It’s hard to believe that it’s been a year and a half since someone in China said, “You know, I don’t feel so hot.” From there things went from bad to historically bad, and a distant news event became a global disaster that affected everyone on the planet in some way or another. Happily, the news is starting to skew toward the positive and people are sensing that our long trudge toward normalcy has begun. The fact that our collective sigh of relief is happening in spring as the weather warms and the sun shines only heightens the sense of optimism.
RV sales remain strong; 2020 ended up being a banner year for RV sales after people realized that camping was well suited to social distancing. Saying that Americans are eager to hit the road and go camping is an understatement.
But there’s a catch. (Isn’t there always a catch?!) Huge demand and low inventory have led to a seller’s market. We’re hearing from our readers every day that RV dealers are being pretty stingy with discounts. They can afford to be, their position is strong: If you’re not willing to pay a premium for this RV, someone else will come along within the week who is willing to pay.
On the other hand, oil prices are rising -as are gas prices at the pump. Historically, this has always proven to be an effective way to cool off an overheated market. While this is usually bad news for the RV industry, this time it may be good news for RV buyers. First of all, the reason behind the surge in gas right now is not based on low supply, implying the issue should be temporary. The U.S. has plenty of oil and gas. We’re swimming in the stuff in a way we haven’t since the 1950s. The problem is logistics.
The recent spike in fuel prices was largely due to the disruption of the Colonial Pipeline by a skeevy group of hackers who managed to lock up the company’s data system and didn’t let it go until they received a $5 million dollar ransom. The Colonial Pipeline -which hardly anyone had ever even heard of until the past few weeks- routes the bulk of the fuel from the Texan oil refineries to the southeastern United States. Locked out of its own system, Colonial was effectively held hostage until they ponied up the money. As gas pumps across the southeast ran dry, panic buying ensued and the media heightened the tension nationwide by showing long lines of cars snaking down the street waiting for the chance to fill their tanks. (In a way it was refreshing to see a lead news story that didn’t involve hospitals and coronavirus spread rates. Rising gas prices and pipeline disruptions? We’ve all seen this before. This was bad news, but it was good old-fashioned typical bad news.)
As of now, the Colonial Pipeline is master of their domain again and hustling to get their customers back on the road. As of now, the term “Colonial Pipeline” is slipping back in to obscurity, and the whole fiasco is quickly being replaced by the next news-event du jour.
Don’t expect gas prices to crater any time soon, though. The summer travel season will soon be on us and gas prices will go up. There’s a pent up demand for travel and while we may have plenty of oil sitting in refineries across the country, don’t expect the oil companies to cut us any slack. It’s not good news or bad news, it’s just supply and demand at work.

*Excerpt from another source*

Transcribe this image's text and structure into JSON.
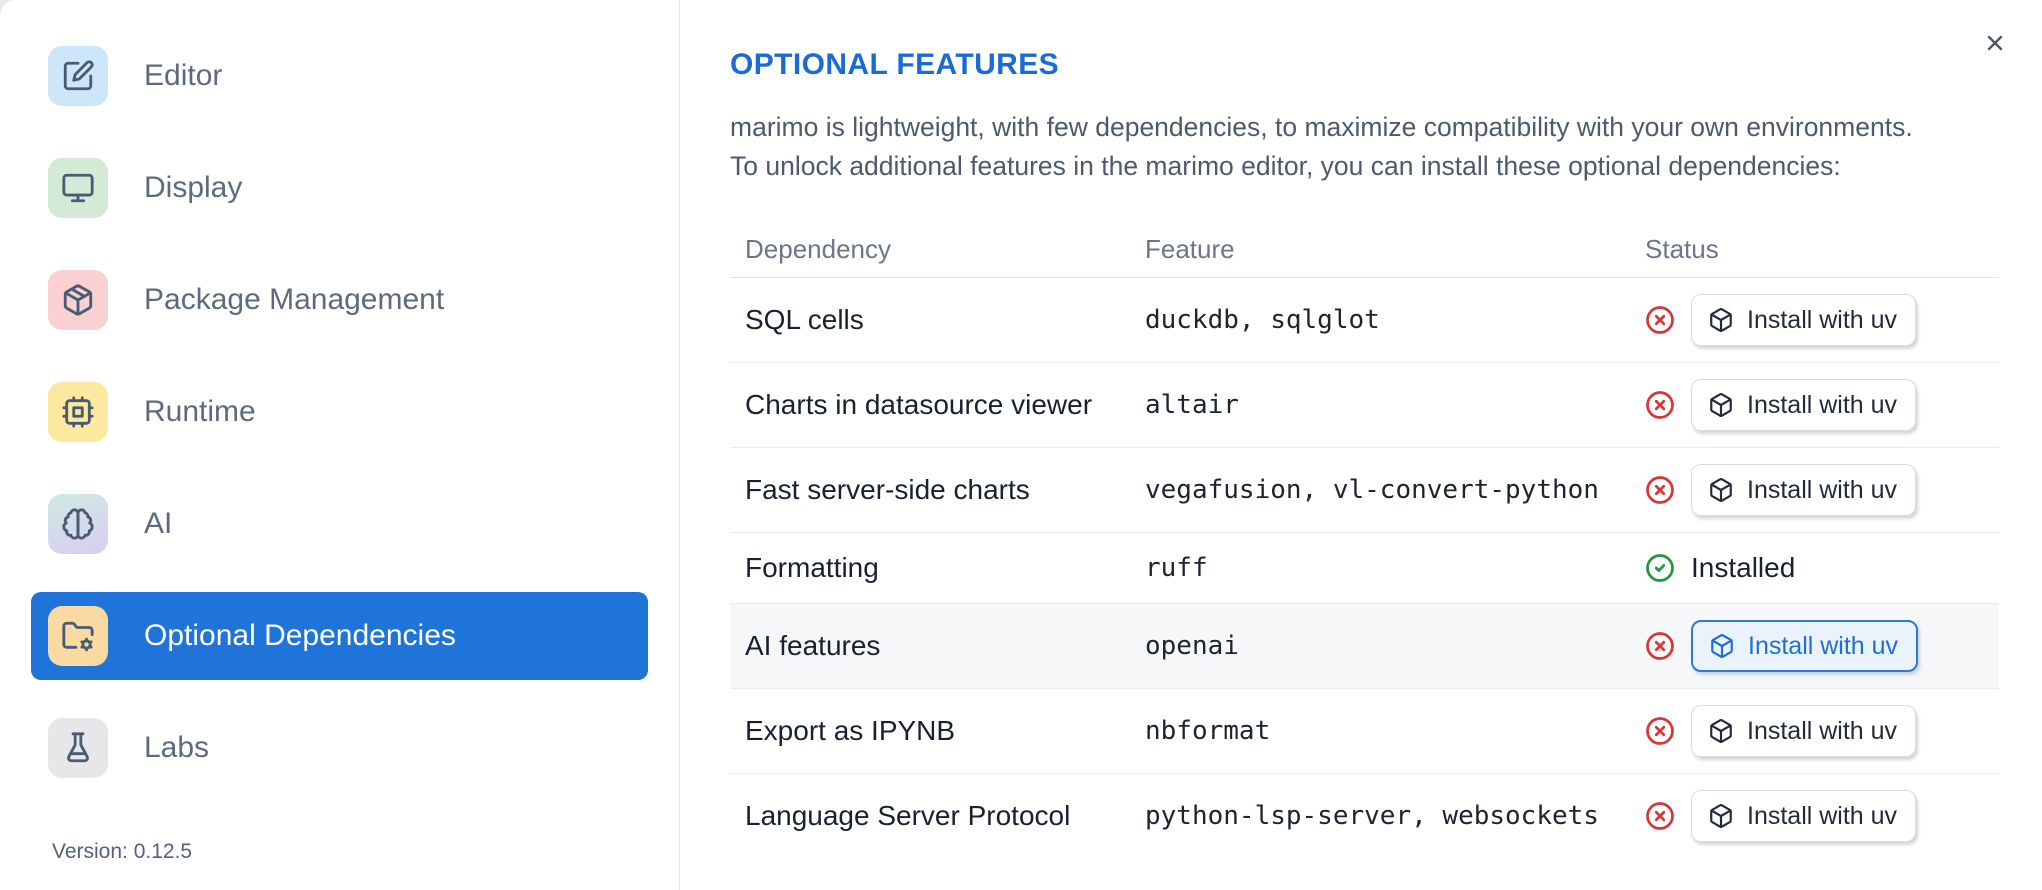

The operative word here is “temporary”. There is no underlying oil shortage or concern for dwindling supply. There are some issues and skirmishes taking place in the oil-rich Middle East -but aren’t there always? The pain at the pump in the coming months won’t last but it may spook off some RV buyers. This will actually be a good thing. Dealers will be forced to discount their stock to keep things moving and good deals will become possible again for those willing to do their homework.
Conclusion? Take advantage of higher gas prices to negotiate a better deal on any RV you may be considering, and take comfort that the reason behind the increase at the pump is typical, on schedule for the season, and is just business as usual. No gypsy with a crystal ball is needed to predict that gas prices will start to drop after Labor Day.
Keep in mind, getting a good deal an RV is only as good as the RV itself. A little research on the winners and losers will help you buy the right RV for you the first time. We’ve helped thousands of RVers over the years and our proven tips and tricks can be used to your advantage for any RV.
One last tip for today: Remember to check those tire pressures before hitting the road. It only takes a few minutes and it is proven to improve MPG, reduce tire wear, and can help you reach your destination safely.
The RV Reviews Team